More launches to come

Aside from this weekend's launch, SpaceX is also set to deliver additional payloads for the US Military as well as a reported new GPS satellite for the Air Force. Given that the company utilizes its revolutionary Falcon 9 rockets, it is understandable that the government would want to go with the lowest costing option. SpaceX's Falcon 9 rockets are reusable two-stage-to-orbit vehicles that are able to launch and land vertically.

This allows the company to save on cost as it is able to reuse the first stage rocket booster, which reportedly accounts for 70 percent of the cost of the rocket. Each rocket costs the company over $62 million. Due to its reusability, SpaceX is able to bring down the price of

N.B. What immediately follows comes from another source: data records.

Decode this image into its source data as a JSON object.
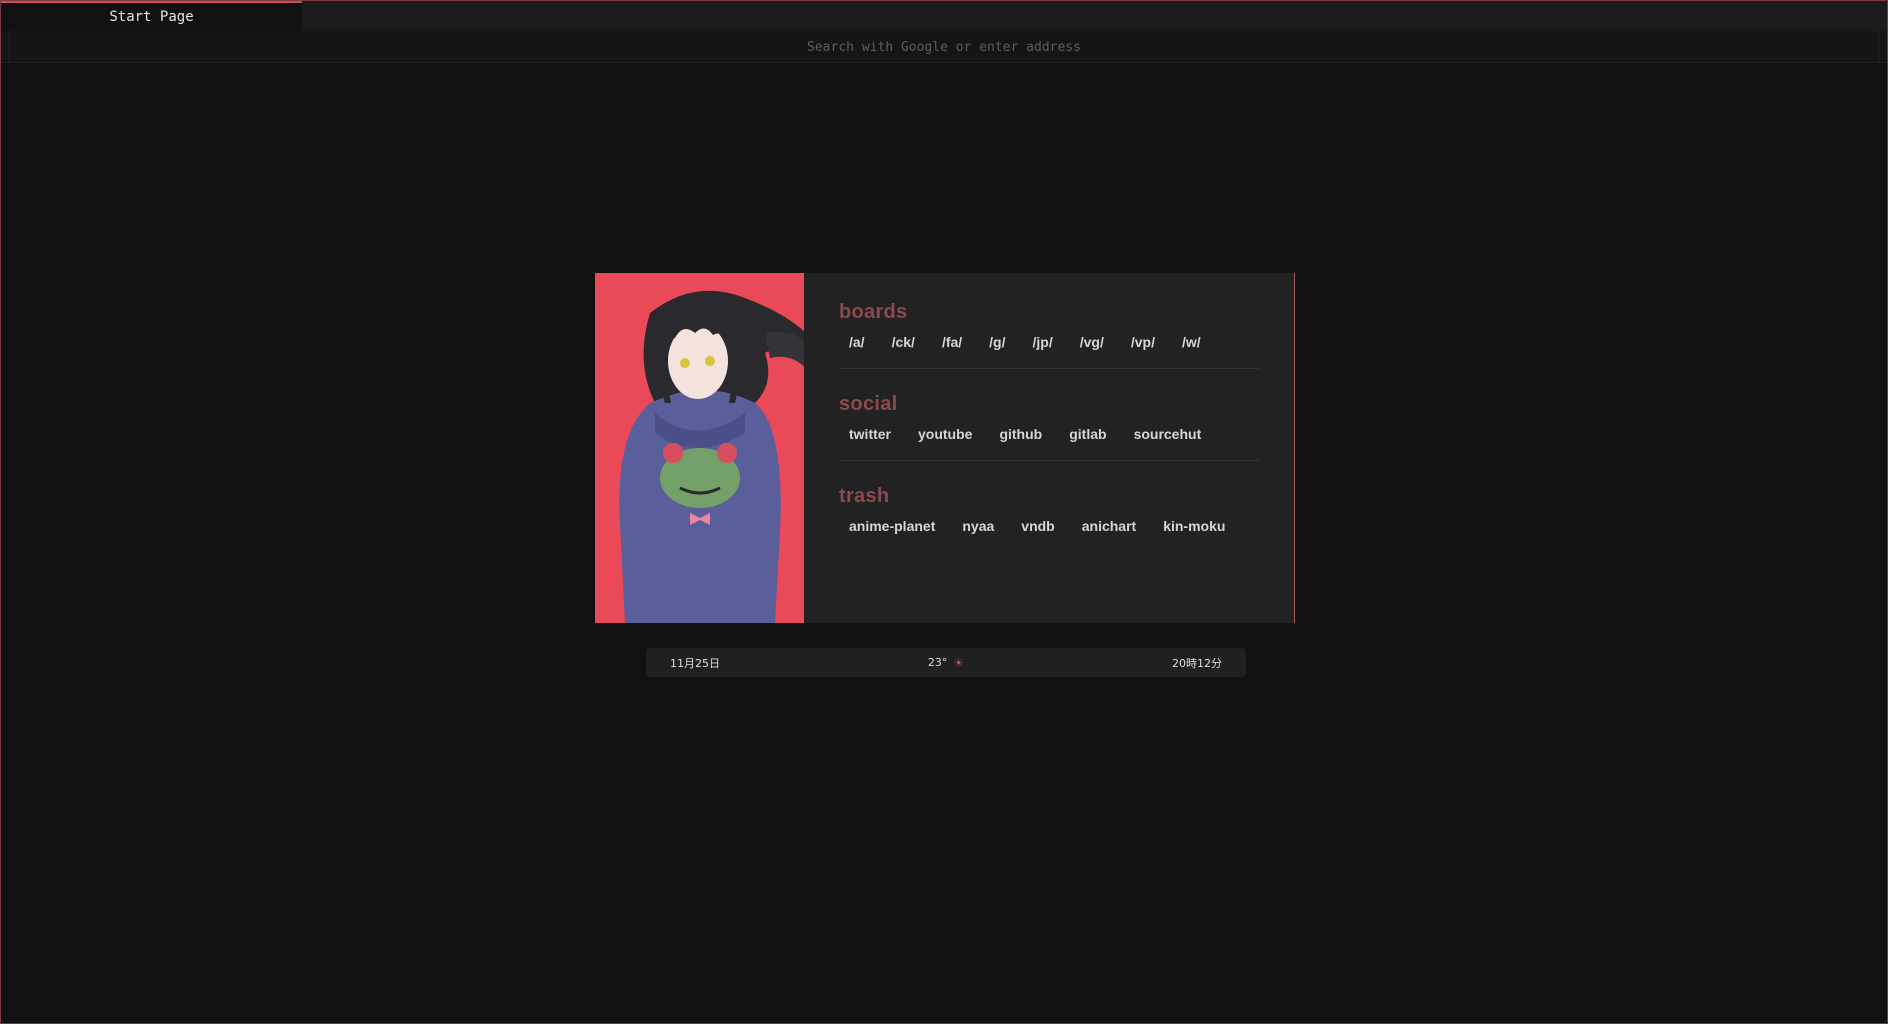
{
  "tabs": [
    {
      "label": "Start Page",
      "active": true
    }
  ],
  "address_bar": {
    "placeholder": "Search with Google or enter address",
    "value": ""
  },
  "sections": [
    {
      "title": "boards",
      "links": [
        "/a/",
        "/ck/",
        "/fa/",
        "/g/",
        "/jp/",
        "/vg/",
        "/vp/",
        "/w/"
      ]
    },
    {
      "title": "social",
      "links": [
        "twitter",
        "youtube",
        "github",
        "gitlab",
        "sourcehut"
      ]
    },
    {
      "title": "trash",
      "links": [
        "anime-planet",
        "nyaa",
        "vndb",
        "anichart",
        "kin-moku"
      ]
    }
  ],
  "status": {
    "date": "11月25日",
    "temperature": "23°",
    "weather_icon": "sun-icon",
    "time": "20時12分"
  },
  "colors": {
    "background": "#121112",
    "card": "#232223",
    "accent": "#8a4a50",
    "art_background": "#ea4a58"
  }
}
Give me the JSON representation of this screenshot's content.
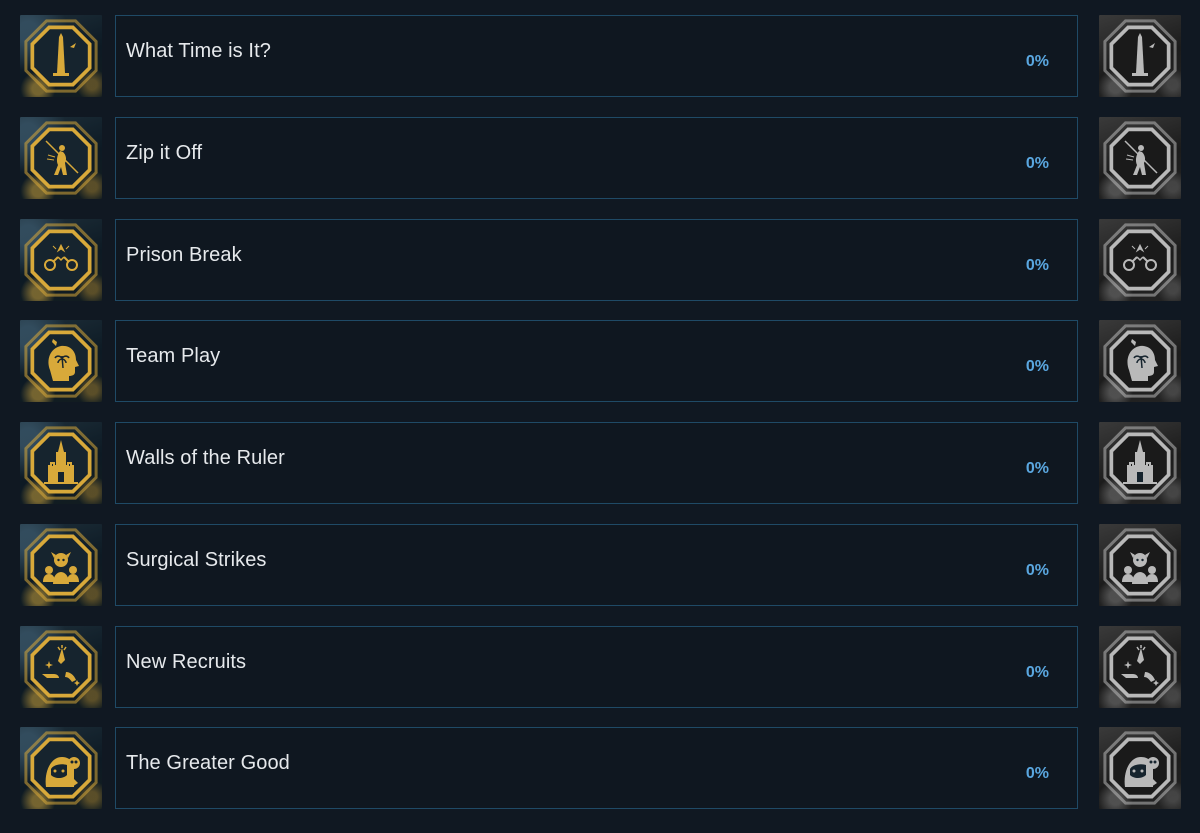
{
  "achievements": [
    {
      "name": "What Time is It?",
      "percent": "0%",
      "icon": "obelisk-icon"
    },
    {
      "name": "Zip it Off",
      "percent": "0%",
      "icon": "zipline-icon"
    },
    {
      "name": "Prison Break",
      "percent": "0%",
      "icon": "broken-shackles-icon"
    },
    {
      "name": "Team Play",
      "percent": "0%",
      "icon": "head-palm-icon"
    },
    {
      "name": "Walls of the Ruler",
      "percent": "0%",
      "icon": "fortress-tower-icon"
    },
    {
      "name": "Surgical Strikes",
      "percent": "0%",
      "icon": "masked-targets-icon"
    },
    {
      "name": "New Recruits",
      "percent": "0%",
      "icon": "hands-recruit-icon"
    },
    {
      "name": "The Greater Good",
      "percent": "0%",
      "icon": "recruit-skull-icon"
    }
  ],
  "colors": {
    "background": "#101822",
    "bar_border": "#1f4a66",
    "title_text": "#e6e9ec",
    "percent_text": "#5aa7e0",
    "badge_gold": "#d8a93a",
    "badge_grey": "#b9b9b9"
  }
}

SpaceX's Falcon 9 rockets are reusable two-stage-to-orbit vehicles that are able to launch and land vertically. This allows the company to save on cost as it is able to reuse the first stage rocket booster, which reportedly accounts for 70 percent of the cost of the entire rocket. Each rocket costs the company over $62 million to make. Due to its reusability, SpaceX is able to bring down the price of bringing equipment into orbit by a significant amount when compared to traditional rockets used by other agencies.

#Spacex Falcon 9